(Reuters) -Oil prices stabilised in Asian trade on Monday as investors sought cues from broader financial markets, while comments by Russian President Vladimir Putin over the weekend ratcheted up geopolitical tensions in Europe.
Brent crude futures held unchanged at $74.99 a barrel at 0357 GMT after hitting a session high of $75.64. U.S. West Texas Intermediate crude was at $69.29 a barrel, up 3 cents, after rising to $69.92 earlier in the session.
Brent rose 2.8% last week, while WTI rebounded 3.8% as jitters in the banking sector eased.
Oil markets are closely watching the sentiment in financial market, while oil fundamentals remain sidelined, said Vandana Hari, founder of oil market analysis provider Vanda Insights.
"Expect most price action in Brent and WTI futures to occur during the Europe and U.S. trading hours, marked by plenty of intraday volatility," Hari said.
"A strong rebound is not on the cards until the (banking) crisis dissipates fully, which could take days, if not weeks," she added.
Keeping a lid on oil's gains, the dollar was firm on Monday as investors assessed regulators' moves to rein in jitters in the global banking system.

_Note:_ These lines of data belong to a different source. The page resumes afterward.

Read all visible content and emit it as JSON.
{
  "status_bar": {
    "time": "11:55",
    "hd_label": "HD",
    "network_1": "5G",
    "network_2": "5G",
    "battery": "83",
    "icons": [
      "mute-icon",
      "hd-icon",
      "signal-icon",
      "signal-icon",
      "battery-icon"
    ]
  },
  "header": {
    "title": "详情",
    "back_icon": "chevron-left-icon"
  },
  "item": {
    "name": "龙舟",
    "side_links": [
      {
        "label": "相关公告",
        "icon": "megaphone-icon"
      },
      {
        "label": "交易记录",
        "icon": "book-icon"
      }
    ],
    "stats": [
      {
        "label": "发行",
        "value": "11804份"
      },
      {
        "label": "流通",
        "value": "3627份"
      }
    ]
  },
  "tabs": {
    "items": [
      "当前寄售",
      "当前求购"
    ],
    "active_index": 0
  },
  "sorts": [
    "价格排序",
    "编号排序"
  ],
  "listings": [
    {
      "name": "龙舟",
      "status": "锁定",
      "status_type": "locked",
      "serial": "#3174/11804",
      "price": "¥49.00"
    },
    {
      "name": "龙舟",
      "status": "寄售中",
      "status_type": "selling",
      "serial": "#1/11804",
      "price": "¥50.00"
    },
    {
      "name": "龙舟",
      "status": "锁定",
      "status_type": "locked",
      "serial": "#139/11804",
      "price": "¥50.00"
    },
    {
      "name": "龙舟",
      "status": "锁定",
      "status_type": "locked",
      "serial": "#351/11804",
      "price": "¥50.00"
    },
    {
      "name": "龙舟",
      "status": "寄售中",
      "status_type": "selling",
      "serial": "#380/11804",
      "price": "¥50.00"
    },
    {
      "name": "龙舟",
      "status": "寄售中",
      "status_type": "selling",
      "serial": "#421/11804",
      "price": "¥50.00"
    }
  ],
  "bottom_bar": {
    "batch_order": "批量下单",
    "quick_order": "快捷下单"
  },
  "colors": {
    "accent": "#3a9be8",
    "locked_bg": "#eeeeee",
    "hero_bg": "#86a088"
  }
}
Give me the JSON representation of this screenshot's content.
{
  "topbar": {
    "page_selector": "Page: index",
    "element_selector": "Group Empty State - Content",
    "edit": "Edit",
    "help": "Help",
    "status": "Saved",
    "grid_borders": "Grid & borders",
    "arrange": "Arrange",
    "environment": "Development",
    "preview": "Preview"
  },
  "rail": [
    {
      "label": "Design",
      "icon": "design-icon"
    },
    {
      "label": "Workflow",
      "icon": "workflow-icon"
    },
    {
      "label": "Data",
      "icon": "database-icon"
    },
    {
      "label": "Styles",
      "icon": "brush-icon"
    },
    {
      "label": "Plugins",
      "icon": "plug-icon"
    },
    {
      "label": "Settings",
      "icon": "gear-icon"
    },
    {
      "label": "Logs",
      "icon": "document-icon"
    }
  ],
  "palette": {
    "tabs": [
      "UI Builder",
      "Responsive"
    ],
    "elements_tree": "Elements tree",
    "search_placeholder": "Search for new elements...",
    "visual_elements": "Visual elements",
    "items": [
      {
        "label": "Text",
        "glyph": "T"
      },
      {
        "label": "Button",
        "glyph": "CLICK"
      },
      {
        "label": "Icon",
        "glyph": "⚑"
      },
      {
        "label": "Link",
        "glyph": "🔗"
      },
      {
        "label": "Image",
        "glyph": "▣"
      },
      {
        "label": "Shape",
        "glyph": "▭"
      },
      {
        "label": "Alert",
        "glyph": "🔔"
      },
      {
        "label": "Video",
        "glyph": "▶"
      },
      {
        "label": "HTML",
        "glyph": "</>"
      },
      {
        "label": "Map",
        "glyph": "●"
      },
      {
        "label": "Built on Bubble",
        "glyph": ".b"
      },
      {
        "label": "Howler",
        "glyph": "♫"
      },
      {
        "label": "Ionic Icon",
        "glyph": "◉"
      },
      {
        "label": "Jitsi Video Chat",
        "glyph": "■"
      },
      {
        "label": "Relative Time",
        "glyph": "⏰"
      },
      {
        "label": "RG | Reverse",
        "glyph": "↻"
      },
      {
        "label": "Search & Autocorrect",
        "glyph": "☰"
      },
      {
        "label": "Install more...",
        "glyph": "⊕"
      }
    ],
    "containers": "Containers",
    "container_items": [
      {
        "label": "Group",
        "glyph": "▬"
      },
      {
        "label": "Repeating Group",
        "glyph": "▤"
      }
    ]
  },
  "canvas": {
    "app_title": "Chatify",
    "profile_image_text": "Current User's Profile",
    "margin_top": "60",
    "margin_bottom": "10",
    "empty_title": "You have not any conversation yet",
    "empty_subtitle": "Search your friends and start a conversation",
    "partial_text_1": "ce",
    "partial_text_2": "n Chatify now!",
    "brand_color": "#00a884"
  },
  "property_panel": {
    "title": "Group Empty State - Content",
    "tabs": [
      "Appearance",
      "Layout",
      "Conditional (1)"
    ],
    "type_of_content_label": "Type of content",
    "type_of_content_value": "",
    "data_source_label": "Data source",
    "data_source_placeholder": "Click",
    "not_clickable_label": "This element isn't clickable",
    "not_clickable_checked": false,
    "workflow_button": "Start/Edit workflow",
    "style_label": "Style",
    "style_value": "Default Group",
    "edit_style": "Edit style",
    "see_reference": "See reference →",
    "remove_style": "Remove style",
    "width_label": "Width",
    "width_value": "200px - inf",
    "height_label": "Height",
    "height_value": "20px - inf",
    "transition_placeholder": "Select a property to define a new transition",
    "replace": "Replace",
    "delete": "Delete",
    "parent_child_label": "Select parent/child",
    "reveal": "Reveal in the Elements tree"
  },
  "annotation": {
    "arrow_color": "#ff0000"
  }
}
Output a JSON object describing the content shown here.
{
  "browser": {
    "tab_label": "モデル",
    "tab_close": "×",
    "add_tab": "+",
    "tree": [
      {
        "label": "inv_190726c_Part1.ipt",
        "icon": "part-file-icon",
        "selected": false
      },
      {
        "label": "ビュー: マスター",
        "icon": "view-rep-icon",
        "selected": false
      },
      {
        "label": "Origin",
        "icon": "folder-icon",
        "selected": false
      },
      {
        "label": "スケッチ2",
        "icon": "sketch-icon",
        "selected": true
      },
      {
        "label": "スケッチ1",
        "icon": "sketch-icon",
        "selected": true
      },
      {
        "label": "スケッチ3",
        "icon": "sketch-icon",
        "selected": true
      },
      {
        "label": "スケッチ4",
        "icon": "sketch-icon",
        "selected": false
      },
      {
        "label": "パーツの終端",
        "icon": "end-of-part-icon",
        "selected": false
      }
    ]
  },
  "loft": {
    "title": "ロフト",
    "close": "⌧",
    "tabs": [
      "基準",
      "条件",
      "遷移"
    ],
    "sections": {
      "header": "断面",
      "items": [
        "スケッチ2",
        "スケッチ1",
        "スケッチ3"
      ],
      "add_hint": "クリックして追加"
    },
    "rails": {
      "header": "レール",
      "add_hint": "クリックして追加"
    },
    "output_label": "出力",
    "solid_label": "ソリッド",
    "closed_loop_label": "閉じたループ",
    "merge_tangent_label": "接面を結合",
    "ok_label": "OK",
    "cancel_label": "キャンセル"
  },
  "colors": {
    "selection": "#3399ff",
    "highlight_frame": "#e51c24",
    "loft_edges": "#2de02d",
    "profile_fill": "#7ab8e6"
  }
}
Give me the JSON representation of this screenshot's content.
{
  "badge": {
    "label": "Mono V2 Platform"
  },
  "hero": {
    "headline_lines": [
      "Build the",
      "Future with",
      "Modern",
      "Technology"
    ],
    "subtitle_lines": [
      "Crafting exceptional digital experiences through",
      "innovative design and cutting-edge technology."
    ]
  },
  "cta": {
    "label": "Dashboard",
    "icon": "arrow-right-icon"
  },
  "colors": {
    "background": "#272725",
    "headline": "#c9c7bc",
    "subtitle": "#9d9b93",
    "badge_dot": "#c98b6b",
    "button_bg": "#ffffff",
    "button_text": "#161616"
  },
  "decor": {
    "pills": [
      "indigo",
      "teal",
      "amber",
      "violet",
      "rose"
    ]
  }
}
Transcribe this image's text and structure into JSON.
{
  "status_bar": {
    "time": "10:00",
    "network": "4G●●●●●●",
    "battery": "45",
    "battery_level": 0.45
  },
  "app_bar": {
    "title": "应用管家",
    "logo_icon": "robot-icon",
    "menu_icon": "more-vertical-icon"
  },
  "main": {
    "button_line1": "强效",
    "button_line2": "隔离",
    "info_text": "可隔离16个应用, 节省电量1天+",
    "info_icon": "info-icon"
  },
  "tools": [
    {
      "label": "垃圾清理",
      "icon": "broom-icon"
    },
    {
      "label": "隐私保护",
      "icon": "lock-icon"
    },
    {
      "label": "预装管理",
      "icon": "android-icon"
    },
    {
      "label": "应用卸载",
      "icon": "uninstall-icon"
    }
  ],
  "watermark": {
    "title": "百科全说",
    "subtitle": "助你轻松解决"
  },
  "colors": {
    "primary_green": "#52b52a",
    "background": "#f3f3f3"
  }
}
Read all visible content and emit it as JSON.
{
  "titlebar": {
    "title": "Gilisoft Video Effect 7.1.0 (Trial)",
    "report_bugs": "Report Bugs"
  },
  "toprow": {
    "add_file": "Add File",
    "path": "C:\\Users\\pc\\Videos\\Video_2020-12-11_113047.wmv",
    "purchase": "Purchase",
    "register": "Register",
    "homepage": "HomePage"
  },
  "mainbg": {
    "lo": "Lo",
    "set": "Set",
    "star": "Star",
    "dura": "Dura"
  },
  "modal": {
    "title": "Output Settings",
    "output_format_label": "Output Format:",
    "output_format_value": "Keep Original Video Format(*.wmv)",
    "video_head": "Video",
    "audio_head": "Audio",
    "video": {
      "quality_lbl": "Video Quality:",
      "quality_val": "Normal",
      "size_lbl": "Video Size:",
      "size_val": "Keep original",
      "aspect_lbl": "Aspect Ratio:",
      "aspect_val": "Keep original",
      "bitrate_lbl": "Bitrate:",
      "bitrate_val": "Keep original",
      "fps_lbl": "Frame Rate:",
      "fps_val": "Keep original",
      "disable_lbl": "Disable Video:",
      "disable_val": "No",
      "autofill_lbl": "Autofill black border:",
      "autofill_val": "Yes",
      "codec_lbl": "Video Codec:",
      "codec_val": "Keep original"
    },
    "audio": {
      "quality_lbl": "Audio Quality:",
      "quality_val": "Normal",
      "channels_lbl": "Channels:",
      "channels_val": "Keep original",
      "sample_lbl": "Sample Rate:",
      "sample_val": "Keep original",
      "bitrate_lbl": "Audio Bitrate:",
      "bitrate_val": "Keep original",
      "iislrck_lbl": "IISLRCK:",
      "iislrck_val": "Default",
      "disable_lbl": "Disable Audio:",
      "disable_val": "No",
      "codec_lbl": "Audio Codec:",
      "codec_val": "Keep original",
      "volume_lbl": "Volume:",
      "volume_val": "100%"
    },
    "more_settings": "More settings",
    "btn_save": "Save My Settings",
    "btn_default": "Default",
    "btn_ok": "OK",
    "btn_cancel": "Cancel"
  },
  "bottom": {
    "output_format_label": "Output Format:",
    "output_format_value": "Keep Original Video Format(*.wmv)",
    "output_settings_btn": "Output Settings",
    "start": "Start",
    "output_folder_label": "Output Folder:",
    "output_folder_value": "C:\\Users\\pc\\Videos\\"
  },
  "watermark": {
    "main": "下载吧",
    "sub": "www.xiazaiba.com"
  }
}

A stronger dollar makes dollar-denominated commodities more expensive for holders of other currencies and tends to weigh on demand for oil.
Prices drew some support from President Vladimir Putin comments that he will station tactical nuclear weapons in Belarus, escalating geopolitical tensions in Europe over Ukraine.
NATO criticised Putin on Sunday for what it called his "dangerous and irresponsible" nuclear rhetoric.
Russia's Deputy Prime Minister Alexander Novak said on Friday that Moscow was very close to achieving its target of cutting crude output by 500,000 barrels per day (bpd) to around 9.5 million bpd.
Despite lowering output, Russia is expected to maintain crude oil exports by cutting refinery output in April, data from industry sources and Reuters calculations showed on Friday.
Exports of Russian oil products have to date been more affected than crude exports by a recent European Union embargo, with tonnes of diesel stuck on ships awaiting buyers.
Analysts said Russian crude inventories have been rising since September last year, and the country would likely want to avoid further stockbuilds during refinery maintenance season from March to June.
"If Russia wants to draw down the inventories that it has built, output cuts may need to be extended beyond June," analysts at FGE said in a note.
Meanwhile, in France, industrial action is disrupting refineries, reducing crude demand and fuel production.
Investors are also watching out for China's manufacturing and services purchasing managers' indexes (PMIs) to be releases later this week.
In the U.S., oil rigs rose four to 593 last week, up for the first time in six weeks, while gas rigs held steady at 162, energy services firm Baker Hughes Co said in a report on Friday.